Even with a revised proposal for Northera, to be used as a Parkison's disease treatment, Chelsea Therapeutics International Ltd will have to delay the release of its hypotension drug, due to insufficient information presented before the Food and Drug Administration (FDA).

Northera was created to treat symptomatic neurogenic orthostatic hypotension, or a chronic drop in blood pressure on standing up, that is most often linked to Parkinson's disease.

Chelsea, which does not have any approved products on the market, has experienced a decline in shares by 52 percent due to the rejection by the FDA.

Chelsea ended the quarter between January-March with $51.7 million in cash and cash equivalents. Lianna Moussatos, an analyst at Wedbush Securities, a securities firm and investment bank, anticipates this cash to run out by the end of Chelsea’s second quarter in 2013. This means that in order to produce a new trial, Chelsea would have to raise additional cash and find a partner to help with the financial woes.

Chelsea hoped to pitch a modified proposal using data from a present trial to support resubmission of its marketing application.

Moussatos estimates a new trial would push back Chelsea’s resubmission by a full two years. If Chelsea wants to save time it should modify the current trial and also propose a new trial to be conducted post-approval.

Compared to Moussatos, Scott Henry from Roth Capital Partners estimates differently. Henry expects Northera’s launch date won’t be until 2015, and he also believes the price target on the stock will be $2.25, a drop from its original target of $3.50.

Previously, Northera was rejected by the FDA in March.

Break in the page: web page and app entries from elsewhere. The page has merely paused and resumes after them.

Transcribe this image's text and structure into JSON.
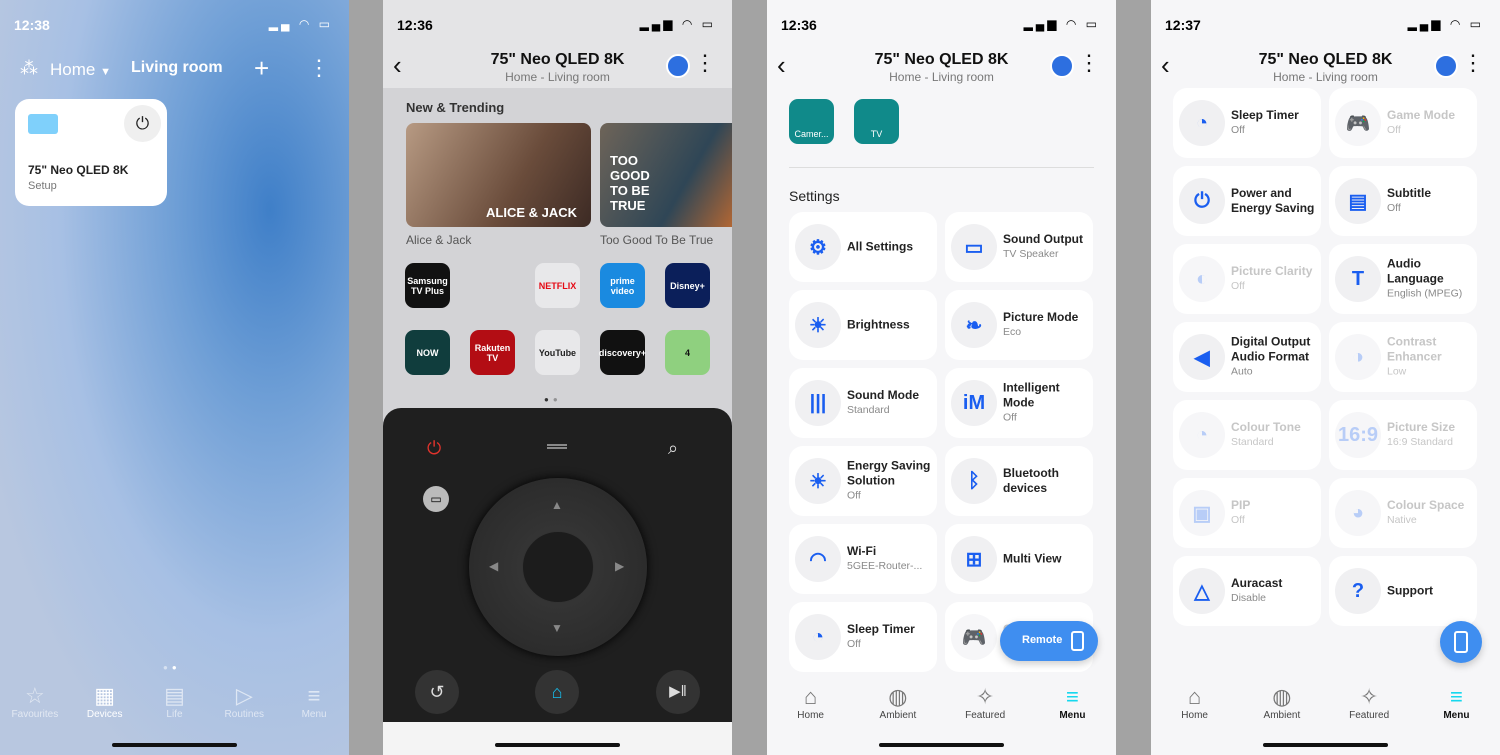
{
  "colors": {
    "accent": "#1a5ef0",
    "fab": "#3f8ef0",
    "menu_active": "#16d8ee",
    "power": "#e0332c"
  },
  "p1": {
    "time": "12:38",
    "home": "Home",
    "room": "Living room",
    "device_name": "75\" Neo QLED 8K",
    "device_status": "Setup",
    "nav": [
      {
        "label": "Favourites",
        "icon": "star-icon"
      },
      {
        "label": "Devices",
        "icon": "devices-icon"
      },
      {
        "label": "Life",
        "icon": "life-icon"
      },
      {
        "label": "Routines",
        "icon": "play-icon"
      },
      {
        "label": "Menu",
        "icon": "menu-icon"
      }
    ]
  },
  "device": {
    "title": "75\" Neo QLED 8K",
    "subtitle": "Home - Living room"
  },
  "p2": {
    "time": "12:36",
    "section": "New & Trending",
    "trending": [
      {
        "title": "Alice & Jack",
        "art": "ALICE & JACK"
      },
      {
        "title": "Too Good To Be True",
        "art": "TOO GOOD TO BE TRUE"
      }
    ],
    "apps": [
      "Samsung TV Plus",
      "",
      "NETFLIX",
      "prime video",
      "Disney+",
      "NOW",
      "Rakuten TV",
      "YouTube",
      "discovery+",
      "4"
    ]
  },
  "p3": {
    "time": "12:36",
    "shortcuts": [
      "Camer...",
      "TV"
    ],
    "settings_title": "Settings",
    "items": [
      {
        "title": "All Settings",
        "sub": "",
        "icon": "⚙"
      },
      {
        "title": "Sound Output",
        "sub": "TV Speaker",
        "icon": "▭"
      },
      {
        "title": "Brightness",
        "sub": "",
        "icon": "☀"
      },
      {
        "title": "Picture Mode",
        "sub": "Eco",
        "icon": "❧"
      },
      {
        "title": "Sound Mode",
        "sub": "Standard",
        "icon": "|||"
      },
      {
        "title": "Intelligent Mode",
        "sub": "Off",
        "icon": "iM"
      },
      {
        "title": "Energy Saving Solution",
        "sub": "Off",
        "icon": "☀"
      },
      {
        "title": "Bluetooth devices",
        "sub": "",
        "icon": "ᛒ"
      },
      {
        "title": "Wi-Fi",
        "sub": "5GEE-Router-...",
        "icon": "◠"
      },
      {
        "title": "Multi View",
        "sub": "",
        "icon": "⊞"
      },
      {
        "title": "Sleep Timer",
        "sub": "Off",
        "icon": "◔"
      },
      {
        "title": "Game Mode",
        "sub": "Off",
        "icon": "🎮",
        "disabled": true
      }
    ],
    "remote": "Remote",
    "nav": [
      {
        "label": "Home",
        "icon": "home-icon"
      },
      {
        "label": "Ambient",
        "icon": "ambient-icon"
      },
      {
        "label": "Featured",
        "icon": "featured-icon"
      },
      {
        "label": "Menu",
        "icon": "menu-icon"
      }
    ]
  },
  "p4": {
    "time": "12:37",
    "items": [
      {
        "title": "Sleep Timer",
        "sub": "Off",
        "icon": "◔"
      },
      {
        "title": "Game Mode",
        "sub": "Off",
        "icon": "🎮",
        "disabled": true
      },
      {
        "title": "Power and Energy Saving",
        "sub": "",
        "icon": "⏻"
      },
      {
        "title": "Subtitle",
        "sub": "Off",
        "icon": "▤"
      },
      {
        "title": "Picture Clarity",
        "sub": "Off",
        "icon": "◐",
        "disabled": true
      },
      {
        "title": "Audio Language",
        "sub": "English (MPEG)",
        "icon": "T"
      },
      {
        "title": "Digital Output Audio Format",
        "sub": "Auto",
        "icon": "◀"
      },
      {
        "title": "Contrast Enhancer",
        "sub": "Low",
        "icon": "◑",
        "disabled": true
      },
      {
        "title": "Colour Tone",
        "sub": "Standard",
        "icon": "◔",
        "disabled": true
      },
      {
        "title": "Picture Size",
        "sub": "16:9 Standard",
        "icon": "16:9",
        "disabled": true
      },
      {
        "title": "PIP",
        "sub": "Off",
        "icon": "▣",
        "disabled": true
      },
      {
        "title": "Colour Space",
        "sub": "Native",
        "icon": "◕",
        "disabled": true
      },
      {
        "title": "Auracast",
        "sub": "Disable",
        "icon": "△"
      },
      {
        "title": "Support",
        "sub": "",
        "icon": "?"
      }
    ]
  }
}
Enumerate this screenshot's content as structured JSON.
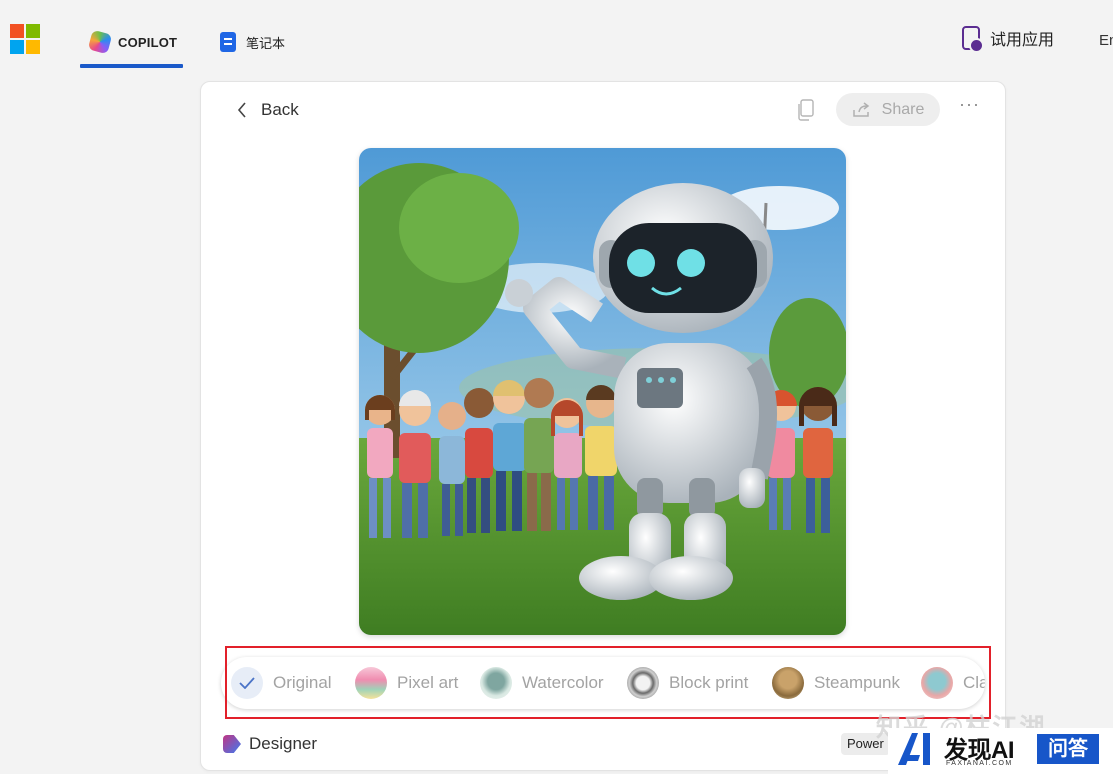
{
  "nav": {
    "tabs": [
      {
        "label": "COPILOT",
        "active": true
      },
      {
        "label": "笔记本",
        "active": false
      }
    ],
    "try_app": "试用应用",
    "language": "En"
  },
  "card": {
    "back_label": "Back",
    "share_label": "Share",
    "more_label": "···"
  },
  "styles": [
    {
      "label": "Original",
      "icon": "check-icon",
      "selected": true
    },
    {
      "label": "Pixel art",
      "icon": "pixel-art-thumbnail"
    },
    {
      "label": "Watercolor",
      "icon": "watercolor-thumbnail"
    },
    {
      "label": "Block print",
      "icon": "block-print-thumbnail"
    },
    {
      "label": "Steampunk",
      "icon": "steampunk-thumbnail"
    },
    {
      "label": "Cla",
      "icon": "claymation-thumbnail"
    }
  ],
  "footer": {
    "designer_label": "Designer",
    "powered_label": "Power"
  },
  "watermark": {
    "zhihu": "知乎 @柱江湖",
    "brand": "发现AI",
    "brand_sub": "FAXIANAI.COM",
    "qa": "问答"
  },
  "colors": {
    "accent": "#1a59c9",
    "highlight_box": "#e2202a"
  }
}
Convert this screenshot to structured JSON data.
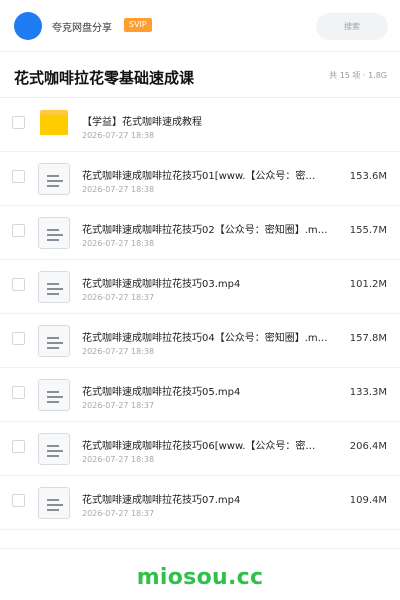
{
  "header": {
    "share_name": "夸克网盘分享",
    "badge": "SVIP",
    "search_label": "搜索"
  },
  "title_bar": {
    "title": "花式咖啡拉花零基础速成课",
    "summary": "共 15 项 · 1.8G"
  },
  "files": [
    {
      "type": "folder",
      "name": "【学益】花式咖啡速成教程",
      "date": "2026-07-27 18:38",
      "size": ""
    },
    {
      "type": "file",
      "name": "花式咖啡速成咖啡拉花技巧01[www.【公众号：密…",
      "date": "2026-07-27 18:38",
      "size": "153.6M"
    },
    {
      "type": "file",
      "name": "花式咖啡速成咖啡拉花技巧02【公众号：密知圈】.m…",
      "date": "2026-07-27 18:38",
      "size": "155.7M"
    },
    {
      "type": "file",
      "name": "花式咖啡速成咖啡拉花技巧03.mp4",
      "date": "2026-07-27 18:37",
      "size": "101.2M"
    },
    {
      "type": "file",
      "name": "花式咖啡速成咖啡拉花技巧04【公众号：密知圈】.m…",
      "date": "2026-07-27 18:38",
      "size": "157.8M"
    },
    {
      "type": "file",
      "name": "花式咖啡速成咖啡拉花技巧05.mp4",
      "date": "2026-07-27 18:37",
      "size": "133.3M"
    },
    {
      "type": "file",
      "name": "花式咖啡速成咖啡拉花技巧06[www.【公众号：密…",
      "date": "2026-07-27 18:38",
      "size": "206.4M"
    },
    {
      "type": "file",
      "name": "花式咖啡速成咖啡拉花技巧07.mp4",
      "date": "2026-07-27 18:37",
      "size": "109.4M"
    }
  ],
  "footer": {
    "watermark": "miosou.cc",
    "watermark_color": "#2fc24a"
  },
  "colors": {
    "accent": "#1e7bf2",
    "badge": "#ff9d2e",
    "folder": "#ffcc00"
  },
  "icons": {
    "folder": "folder-icon",
    "file": "file-icon"
  }
}
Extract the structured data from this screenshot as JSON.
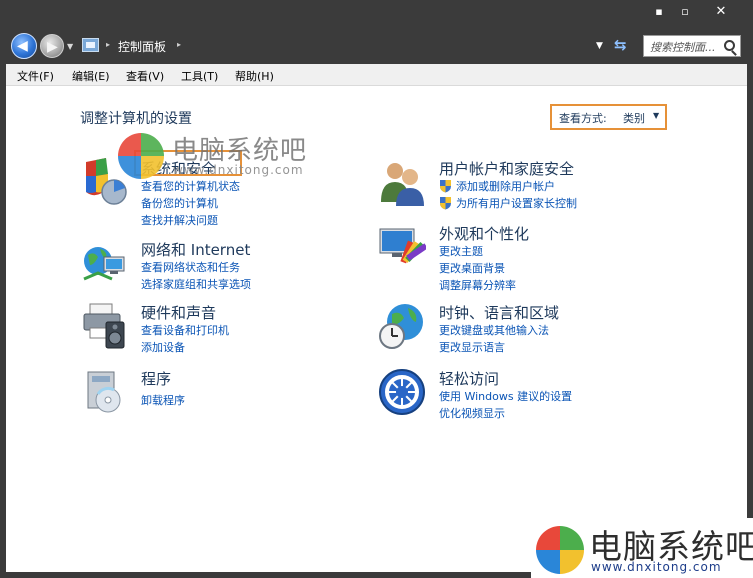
{
  "window": {
    "controls": {
      "minimize": "▪",
      "maximize": "▫",
      "close": "✕"
    }
  },
  "navbar": {
    "breadcrumb": "控制面板",
    "search_placeholder": "搜索控制面..."
  },
  "menubar": {
    "items": [
      "文件(F)",
      "编辑(E)",
      "查看(V)",
      "工具(T)",
      "帮助(H)"
    ]
  },
  "page": {
    "title": "调整计算机的设置",
    "view_by_label": "查看方式:",
    "view_by_value": "类别"
  },
  "categories": [
    {
      "title": "系统和安全",
      "icon": "system-security-icon",
      "links": [
        "查看您的计算机状态",
        "备份您的计算机",
        "查找并解决问题"
      ]
    },
    {
      "title": "网络和 Internet",
      "icon": "network-icon",
      "links": [
        "查看网络状态和任务",
        "选择家庭组和共享选项"
      ]
    },
    {
      "title": "硬件和声音",
      "icon": "hardware-sound-icon",
      "links": [
        "查看设备和打印机",
        "添加设备"
      ]
    },
    {
      "title": "程序",
      "icon": "programs-icon",
      "links": [
        "卸载程序"
      ]
    },
    {
      "title": "用户帐户和家庭安全",
      "icon": "user-accounts-icon",
      "links": [
        "添加或删除用户帐户",
        "为所有用户设置家长控制"
      ]
    },
    {
      "title": "外观和个性化",
      "icon": "appearance-icon",
      "links": [
        "更改主题",
        "更改桌面背景",
        "调整屏幕分辨率"
      ]
    },
    {
      "title": "时钟、语言和区域",
      "icon": "clock-language-icon",
      "links": [
        "更改键盘或其他输入法",
        "更改显示语言"
      ]
    },
    {
      "title": "轻松访问",
      "icon": "ease-of-access-icon",
      "links": [
        "使用 Windows 建议的设置",
        "优化视频显示"
      ]
    }
  ],
  "watermark": {
    "text": "电脑系统吧",
    "url": "www.dnxitong.com"
  },
  "colors": {
    "accent_orange": "#e69138",
    "link_blue": "#0a54b5",
    "title_navy": "#1e395b",
    "chrome_dark": "#3b3b3b"
  }
}
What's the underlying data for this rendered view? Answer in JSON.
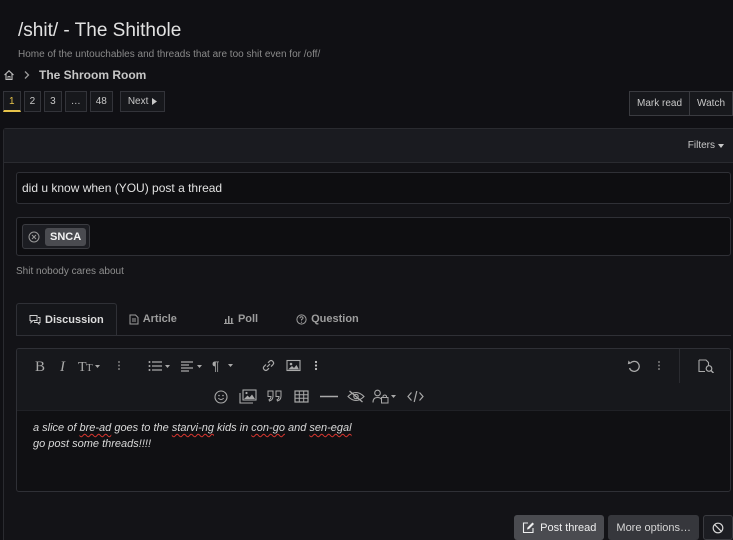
{
  "forum": {
    "title": "/shit/ - The Shithole",
    "description": "Home of the untouchables and threads that are too shit even for /off/"
  },
  "breadcrumb": {
    "home_icon": "home-icon",
    "current": "The Shroom Room"
  },
  "pagination": {
    "pages": [
      "1",
      "2",
      "3",
      "…",
      "48"
    ],
    "current": "1",
    "next_label": "Next"
  },
  "top_actions": {
    "mark_read": "Mark read",
    "watch": "Watch"
  },
  "filters_label": "Filters",
  "thread_form": {
    "title_value": "did u know when (YOU)  post a thread",
    "prefix_label": "SNCA",
    "prefix_hint": "Shit nobody cares about",
    "tabs": [
      {
        "label": "Discussion",
        "icon": "comments-icon",
        "active": true
      },
      {
        "label": "Article",
        "icon": "article-icon",
        "active": false
      },
      {
        "label": "Poll",
        "icon": "poll-icon",
        "active": false
      },
      {
        "label": "Question",
        "icon": "question-icon",
        "active": false
      }
    ],
    "body_line1_parts": [
      "a slice of ",
      "bre-ad",
      " goes to the ",
      "starvi-ng",
      " kids in ",
      "con-go",
      " and ",
      "sen-egal"
    ],
    "body_line2": "go post some threads!!!!",
    "post_button": "Post thread",
    "more_options": "More options…"
  },
  "colors": {
    "background": "#101014",
    "accent_page": "#e6c34a",
    "spellcheck": "#d9362f"
  }
}
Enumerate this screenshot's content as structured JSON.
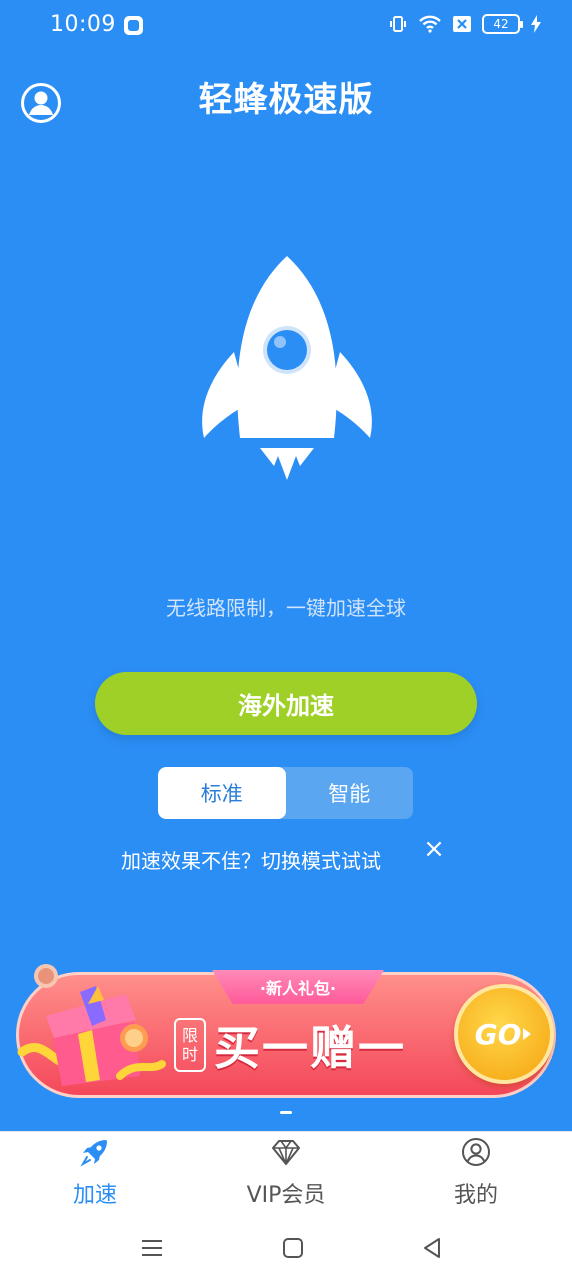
{
  "status_bar": {
    "time": "10:09",
    "battery": "42"
  },
  "header": {
    "title": "轻蜂极速版"
  },
  "hero": {
    "slogan": "无线路限制，一键加速全球"
  },
  "main_button": {
    "label": "海外加速"
  },
  "mode_toggle": {
    "options": [
      "标准",
      "智能"
    ],
    "selected": "标准"
  },
  "hint": {
    "text": "加速效果不佳？切换模式试试",
    "close_symbol": "×"
  },
  "banner": {
    "ribbon": "·新人礼包·",
    "limit_tag_top": "限",
    "limit_tag_bottom": "时",
    "promo": "买一赠一",
    "go": "GO"
  },
  "tabbar": {
    "tabs": [
      {
        "label": "加速",
        "icon": "rocket-icon",
        "active": true
      },
      {
        "label": "VIP会员",
        "icon": "diamond-icon",
        "active": false
      },
      {
        "label": "我的",
        "icon": "user-icon",
        "active": false
      }
    ]
  },
  "colors": {
    "background": "#2b8ef5",
    "primary_button": "#9fd027",
    "active_tab": "#2b8ef5"
  }
}
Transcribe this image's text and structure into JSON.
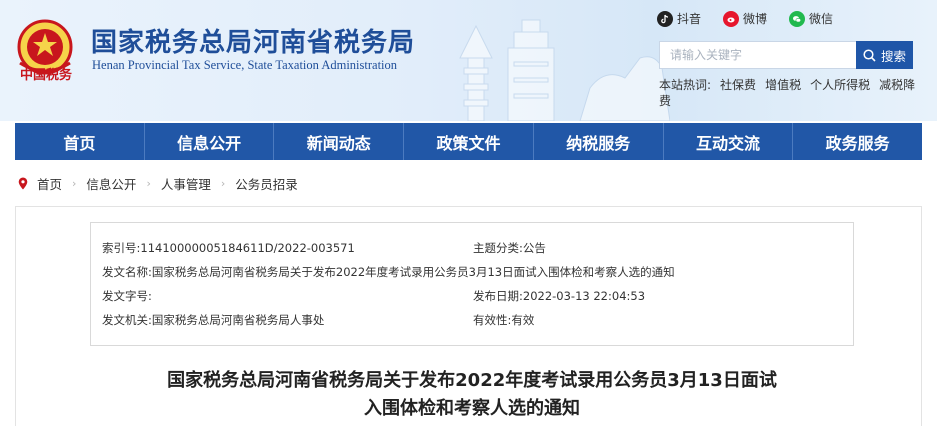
{
  "header": {
    "logo_text": "中国税务",
    "title_cn": "国家税务总局河南省税务局",
    "title_en": "Henan Provincial Tax Service, State Taxation Administration"
  },
  "socials": [
    {
      "label": "抖音",
      "icon": "douyin-icon"
    },
    {
      "label": "微博",
      "icon": "weibo-icon"
    },
    {
      "label": "微信",
      "icon": "wechat-icon"
    }
  ],
  "search": {
    "placeholder": "请输入关键字",
    "button_label": "搜索"
  },
  "hotwords": {
    "label": "本站热词:",
    "items": [
      "社保费",
      "增值税",
      "个人所得税",
      "减税降费"
    ]
  },
  "nav": {
    "items": [
      "首页",
      "信息公开",
      "新闻动态",
      "政策文件",
      "纳税服务",
      "互动交流",
      "政务服务"
    ]
  },
  "breadcrumb": [
    "首页",
    "信息公开",
    "人事管理",
    "公务员招录"
  ],
  "meta": {
    "index_label": "索引号:",
    "index_value": "11410000005184611D/2022-003571",
    "topic_label": "主题分类:",
    "topic_value": "公告",
    "name_label": "发文名称:",
    "name_value": "国家税务总局河南省税务局关于发布2022年度考试录用公务员3月13日面试入围体检和考察人选的通知",
    "docno_label": "发文字号:",
    "docno_value": "",
    "date_label": "发布日期:",
    "date_value": "2022-03-13 22:04:53",
    "org_label": "发文机关:",
    "org_value": "国家税务总局河南省税务局人事处",
    "valid_label": "有效性:",
    "valid_value": "有效"
  },
  "article": {
    "title_line1": "国家税务总局河南省税务局关于发布2022年度考试录用公务员3月13日面试",
    "title_line2": "入围体检和考察人选的通知"
  },
  "colors": {
    "nav_bg": "#2157a7",
    "title_blue": "#1f4e99",
    "search_btn": "#1f56a8",
    "logo_red": "#c8161d"
  }
}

Chelsea's other drug in development, for rhemautoid arthrtis, had failed mid-trial in May.

Chelsea stated that it is currently evaluating several scenarios that may provide the FDA with the supportive information it is seeking.